The Red Sox are stuck in a funk in which they’ve been all year where they take two steps forward but can’t continue that momentum and inevitably take at least one step back. That continued this past weekend when they dropped two of three to the Blue Jays after rolling into that series, and it’s the bullpen that has been the focus of the fan base of late. It’s certainly not the only issue, and as a unit they’ve actually been solid this year. Boston’s relief corps is in the bottom of the top ten in both ERA and FIP this season. I think it’s fair to say that part of the issue is that every fan base thinks their bullpen sucks. It’s part of the nature of the position where your failures are just so much more magnified than your successes.
At the same time, there are very real issues with this bullpen that are in some ways masked by the numbers.
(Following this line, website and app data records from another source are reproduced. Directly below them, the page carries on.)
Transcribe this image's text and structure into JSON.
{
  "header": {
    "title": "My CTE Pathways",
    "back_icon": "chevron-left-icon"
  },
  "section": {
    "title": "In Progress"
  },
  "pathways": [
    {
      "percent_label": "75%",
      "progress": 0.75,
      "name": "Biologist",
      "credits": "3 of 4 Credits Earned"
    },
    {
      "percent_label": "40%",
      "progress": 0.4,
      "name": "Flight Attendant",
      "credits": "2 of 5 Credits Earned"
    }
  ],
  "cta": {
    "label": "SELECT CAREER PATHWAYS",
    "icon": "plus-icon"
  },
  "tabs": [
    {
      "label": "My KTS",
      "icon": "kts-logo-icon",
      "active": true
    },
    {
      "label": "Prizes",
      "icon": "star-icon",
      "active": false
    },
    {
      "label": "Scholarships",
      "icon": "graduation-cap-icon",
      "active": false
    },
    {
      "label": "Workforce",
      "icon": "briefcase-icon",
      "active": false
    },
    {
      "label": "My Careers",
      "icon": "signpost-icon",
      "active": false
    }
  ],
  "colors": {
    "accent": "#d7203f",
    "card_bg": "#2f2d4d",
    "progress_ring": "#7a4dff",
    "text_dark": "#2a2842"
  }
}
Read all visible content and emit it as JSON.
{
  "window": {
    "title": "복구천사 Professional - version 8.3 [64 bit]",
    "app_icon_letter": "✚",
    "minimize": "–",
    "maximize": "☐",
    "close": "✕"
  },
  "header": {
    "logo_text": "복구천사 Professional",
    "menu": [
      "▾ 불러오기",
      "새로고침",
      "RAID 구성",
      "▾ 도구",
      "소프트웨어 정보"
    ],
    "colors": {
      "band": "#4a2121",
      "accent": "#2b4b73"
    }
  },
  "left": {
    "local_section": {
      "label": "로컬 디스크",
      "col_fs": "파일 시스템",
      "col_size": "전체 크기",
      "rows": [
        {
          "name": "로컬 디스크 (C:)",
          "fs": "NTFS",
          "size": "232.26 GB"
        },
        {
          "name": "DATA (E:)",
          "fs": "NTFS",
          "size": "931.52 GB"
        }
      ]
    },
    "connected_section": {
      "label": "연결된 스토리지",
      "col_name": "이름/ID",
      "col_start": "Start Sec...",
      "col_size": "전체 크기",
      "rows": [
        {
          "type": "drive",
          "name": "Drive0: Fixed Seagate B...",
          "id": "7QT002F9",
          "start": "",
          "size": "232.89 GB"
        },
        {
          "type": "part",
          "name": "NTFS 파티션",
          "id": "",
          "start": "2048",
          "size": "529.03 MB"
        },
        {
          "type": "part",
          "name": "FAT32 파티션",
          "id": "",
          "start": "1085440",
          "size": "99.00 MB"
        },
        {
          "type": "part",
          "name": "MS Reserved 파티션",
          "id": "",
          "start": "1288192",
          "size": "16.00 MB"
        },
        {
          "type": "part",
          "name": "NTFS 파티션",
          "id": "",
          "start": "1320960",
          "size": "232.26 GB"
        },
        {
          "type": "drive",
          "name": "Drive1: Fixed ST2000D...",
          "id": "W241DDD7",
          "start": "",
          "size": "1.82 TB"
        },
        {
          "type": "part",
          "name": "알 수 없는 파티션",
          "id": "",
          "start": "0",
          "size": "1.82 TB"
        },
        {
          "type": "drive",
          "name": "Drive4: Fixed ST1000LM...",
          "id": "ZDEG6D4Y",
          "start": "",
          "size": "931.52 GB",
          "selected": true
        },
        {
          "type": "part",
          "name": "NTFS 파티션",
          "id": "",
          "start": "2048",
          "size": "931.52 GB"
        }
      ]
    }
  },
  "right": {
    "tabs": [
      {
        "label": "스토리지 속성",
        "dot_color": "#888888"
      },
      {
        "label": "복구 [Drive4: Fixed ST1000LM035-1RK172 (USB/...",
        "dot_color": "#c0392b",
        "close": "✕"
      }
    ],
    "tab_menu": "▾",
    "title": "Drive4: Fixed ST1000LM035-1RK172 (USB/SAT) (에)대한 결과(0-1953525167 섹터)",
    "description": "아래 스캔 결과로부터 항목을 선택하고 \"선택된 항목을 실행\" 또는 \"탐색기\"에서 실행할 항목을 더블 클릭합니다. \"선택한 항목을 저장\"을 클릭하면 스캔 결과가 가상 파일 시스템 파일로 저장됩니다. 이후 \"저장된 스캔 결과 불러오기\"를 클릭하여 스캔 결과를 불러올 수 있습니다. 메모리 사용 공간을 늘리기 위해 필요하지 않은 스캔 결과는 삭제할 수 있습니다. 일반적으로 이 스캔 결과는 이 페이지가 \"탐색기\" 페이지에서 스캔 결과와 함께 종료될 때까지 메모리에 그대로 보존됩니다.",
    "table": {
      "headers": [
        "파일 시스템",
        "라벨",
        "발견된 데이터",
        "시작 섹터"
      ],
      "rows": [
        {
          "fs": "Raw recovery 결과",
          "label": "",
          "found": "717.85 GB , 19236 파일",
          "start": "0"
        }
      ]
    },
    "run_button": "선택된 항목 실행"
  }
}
There simply isn’t a lot of talent in this unit and it feels like guys like Brandon Workman and Marcus Walden and, when he’s healthy again, Heath Hembree are all pitching over their heads this season. It’s certainly possible that is me underrating these pitchers — it certainly wouldn’t be my first time doing this — but looking at the depth chart it seems like there is one top guy and then a whole lot of issues.
What’s making matters even more untenable of late is that the one top guy, Matt Barnes, is struggling mightily. Barnes is clearly the best reliever in this Red Sox bullpen, but he has not been pitching like it lately. To be fair, even with the recent struggles his overall numbers still look great. The righty has made 34 appearances this year with 33 innings and he has pitched to a 3.82 ERA, a 2.39 FIP and a 1.79 DRA. In fact, by peripherals this has been the best season of his career with over 16 strikeouts per nine innings and a career-high ground ball rate just below 60 percent. In fact, among the 269 pitchers with at least 30 innings under their belts this year, Barnes’ park-adjusted DRA is the best in all of baseball.
That’s all well and good, but it’s not exactly a consolation prize for what he has looked like lately. What he has looked like is not the top reliever of a playoff-caliber bullpen, particularly not one with the lack of depth possessed by the Red Sox. Going back to May 22, he has pitched to an ugly 7.07 ERA with nearly a walk per inning. He’s still getting the strikeouts (24 in 14 innings) but the walks combined with a .406 batting average on balls in play are leading to disastrous results. What the Red Sox need to figure out is what exactly is going on.
Right now, it’s the control that is really killing him of late. As I said, he is walking nearly a batter per inning in this recent stretch. In that time frame, he has walked just over 17 percent of his opponents, which is among the worst rates in baseball. There have been 334 pitchers who have tossed at least 10 innings since May 22 and only five have walked batters at a higher rate. (A little off-topic, but Brandon Workman is one of those five pitchers).
Digging a little bit deeper, it’s been his fastball in particular that seems to be an issue. Early in the season, Barnes was relying very heavily on his curveball, and it was working. As I wrote early in the year, though, it seemed unsustainable. Eventually, batters were going to lay off his curveball and force him to come back with the fastball. That’s happened of late, as he has slowly used his fastball more and more this year and in June is starting to throw the pitch more than half the time for the first time in 2019. However, he’s also struggling more than ever with his command on the pitch. His swing rate on the fastball has fallen by 16 percent since the start of his slide and almost half of the heaters he’s thrown have gone for balls. That’s supposed to be the pitch he gets over for strikes when he needs it.
All of this so far has ignored what is almost certainly the biggest issue for Barnes so far: His workload. Since the start of June, no pitcher has been used more than Barnes. Moreover, these have all been high-stress appearances since his role is to face off against his opponents’ best hitters day in and day out. It’s hard to know how much of the blame goes on this usage, because putting it all on the lack of depth forcing Cora to use Barnes as much as he has seems to be taking an undue amount of responsibility away from the pitcher who isn’t making his pitches. At the same time, it’s hard watching him and not thinking he looks like a fatigued arm. Whatever the case may be, with the way this Red Sox bullpen is constituted it doesn’t work unless Barnes is throwing strikes, getting swings and dominating. That hasn’t been happening of late, but hopefully a little rest will get him back on that path.